Young and Wealthy but Normal. Self-made wealthy young persons (usually under 35) who live fairly simply. That is, YAWNs tend not to buy fancy cars and houses, but rather work hard and spend time with their families. YAWNs contrast with yuppies, who embrace their wealth rather more ostentatiously.

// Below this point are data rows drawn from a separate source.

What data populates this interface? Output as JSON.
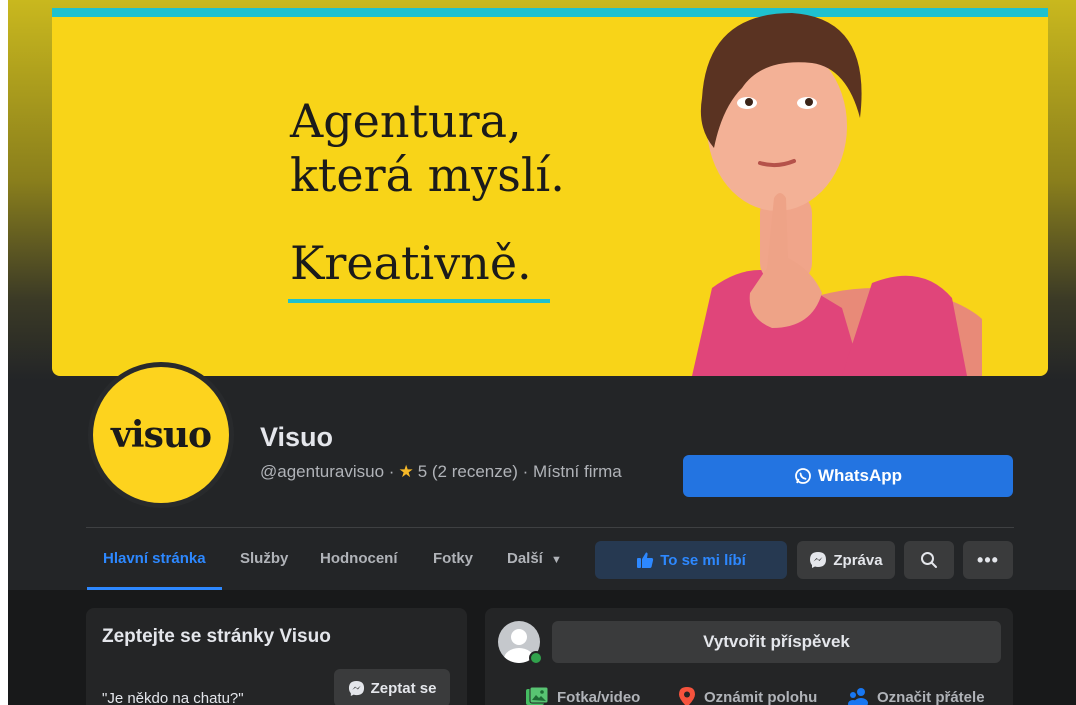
{
  "cover": {
    "headline_line1": "Agentura,",
    "headline_line2": "která myslí.",
    "headline_line3": "Kreativně."
  },
  "profile": {
    "logo_text": "visuo",
    "name": "Visuo",
    "handle": "@agenturavisuo ·",
    "rating": "5 (2 recenze) · Místní firma",
    "whatsapp_label": "WhatsApp"
  },
  "tabs": [
    {
      "label": "Hlavní stránka",
      "active": true
    },
    {
      "label": "Služby"
    },
    {
      "label": "Hodnocení"
    },
    {
      "label": "Fotky"
    },
    {
      "label": "Další"
    }
  ],
  "actions": {
    "like_label": "To se mi líbí",
    "message_label": "Zpráva"
  },
  "ask_card": {
    "title": "Zeptejte se stránky Visuo",
    "quote": "\"Je někdo na chatu?\"",
    "ask_button": "Zeptat se"
  },
  "composer": {
    "create_post": "Vytvořit příspěvek",
    "photo_video": "Fotka/video",
    "location": "Oznámit polohu",
    "tag_friends": "Označit přátele"
  },
  "colors": {
    "accent": "#2374e1",
    "cover_yellow": "#f8d418",
    "cover_teal": "#1ec1cf",
    "background": "#18191a",
    "card": "#242526"
  }
}
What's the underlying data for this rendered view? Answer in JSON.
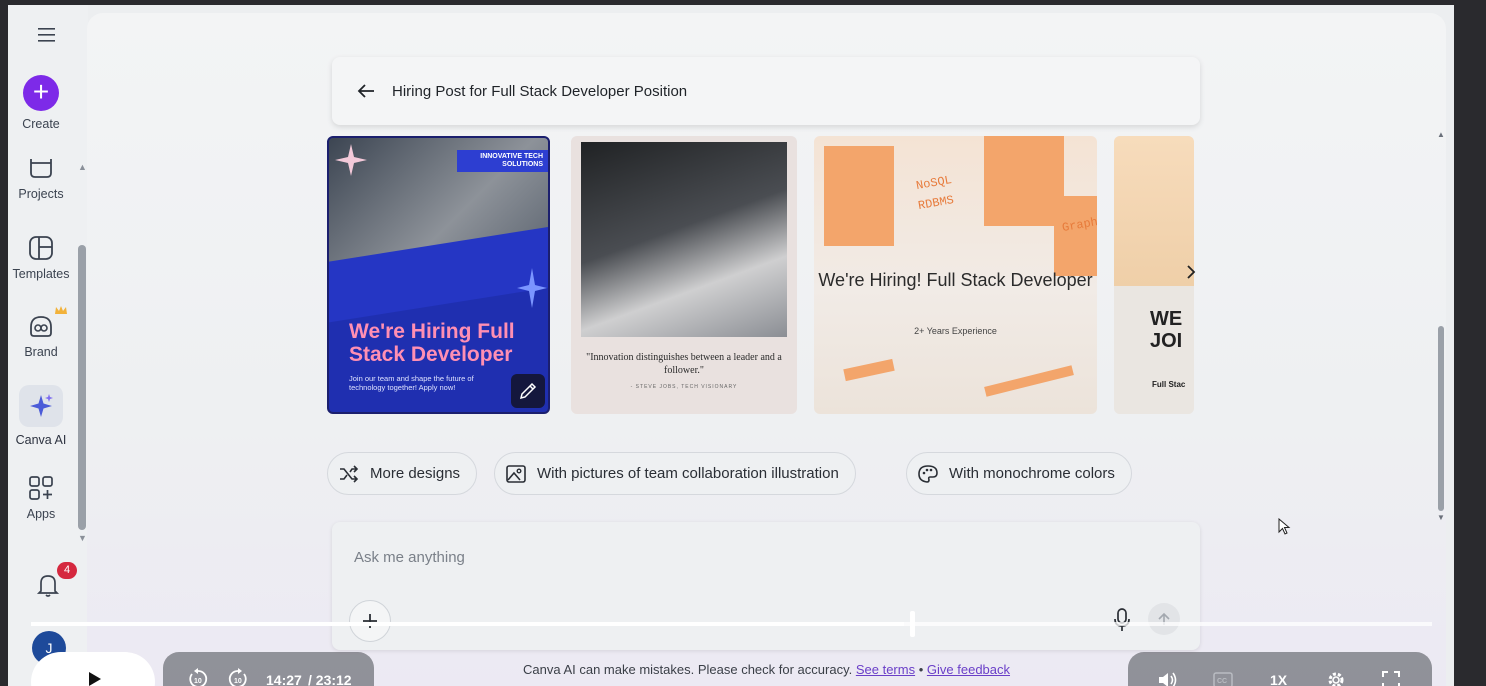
{
  "sidebar": {
    "items": [
      {
        "label": "Create",
        "icon": "plus-icon"
      },
      {
        "label": "Projects",
        "icon": "folder-icon"
      },
      {
        "label": "Templates",
        "icon": "templates-icon"
      },
      {
        "label": "Brand",
        "icon": "brand-icon"
      },
      {
        "label": "Canva AI",
        "icon": "sparkles-icon"
      },
      {
        "label": "Apps",
        "icon": "apps-icon"
      }
    ],
    "notification_count": "4",
    "avatar_initial": "J"
  },
  "header": {
    "title": "Hiring Post for Full Stack Developer Position"
  },
  "cards": [
    {
      "tag": "INNOVATIVE TECH SOLUTIONS",
      "headline": "We're Hiring Full Stack Developer",
      "subtext": "Join our team and shape the future of technology together! Apply now!"
    },
    {
      "quote": "\"Innovation distinguishes between a leader and a follower.\"",
      "author": "- STEVE JOBS, TECH VISIONARY"
    },
    {
      "headline": "We're Hiring! Full Stack Developer",
      "experience": "2+ Years Experience",
      "sign_nosql": "NoSQL",
      "sign_rdbms": "RDBMS",
      "sign_graph": "Graph"
    },
    {
      "headline": "WE JOI",
      "subtext": "Full Stac"
    }
  ],
  "suggestions": [
    {
      "label": "More designs",
      "icon": "shuffle-icon"
    },
    {
      "label": "With pictures of team collaboration illustration",
      "icon": "image-icon"
    },
    {
      "label": "With monochrome colors",
      "icon": "palette-icon"
    }
  ],
  "prompt": {
    "placeholder": "Ask me anything"
  },
  "disclaimer": {
    "text": "Canva AI can make mistakes. Please check for accuracy.",
    "terms_link": "See terms",
    "separator": "•",
    "feedback_link": "Give feedback"
  },
  "player": {
    "current_time": "14:27",
    "total_time": "/ 23:12",
    "progress_fraction": 0.623,
    "speed": "1X",
    "rewind_label": "10",
    "forward_label": "10"
  },
  "colors": {
    "accent": "#7d2ae8",
    "badge": "#d5283f"
  }
}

It can be difficult to market products to YAWNs, though some are noted for their philanthropy.
References in periodicals archive ?
This indicates that the Y chromosome gene is the strong one," Ward says.
The Y chromosome contains eight palindromes, regions that are an astonishing 99.
Genetic Differentiation in South Amerindians is Relates to Environmental and Cultural Diversity: Evidence from the Y Chromosome," American Journal of Human Genetics 68 (2001): 1485-1496.
Caption: Loss of the Y chromosome (illustrated in blue next to an X chromosome) in men's blood cells is associated with a high risk of cancer.
He speculates that the palindromes enable the human Y chromosome to constantly repair mutations, staving off its own degradation.
The Y chromosome data support several other DNA studies indicating that modern humans arose from a small number of Africans who lived from 100,000 to 200,000 years ago, Harpending says.
Comparing the sex chromosomes of six species, Hoekstra found that the XY females have forms of the Y chromosome unique to their species.
Over the course of evolution, the mammalian Y chromosome has degenerated so much that it now shares few genes with its more robust counterpart, the X chromosome.
An egg fertilized by a sperm carrying a Y chromosome becomes a boy.
The Y chromosome passes solely from father to son, exactly like the cohen status.
The hidden benefit of going for the long-eyed males, Wilkinson suggests, is that these heartthrobs carry a tough Y chromosome that increases a female's chances of having sons, which are XY.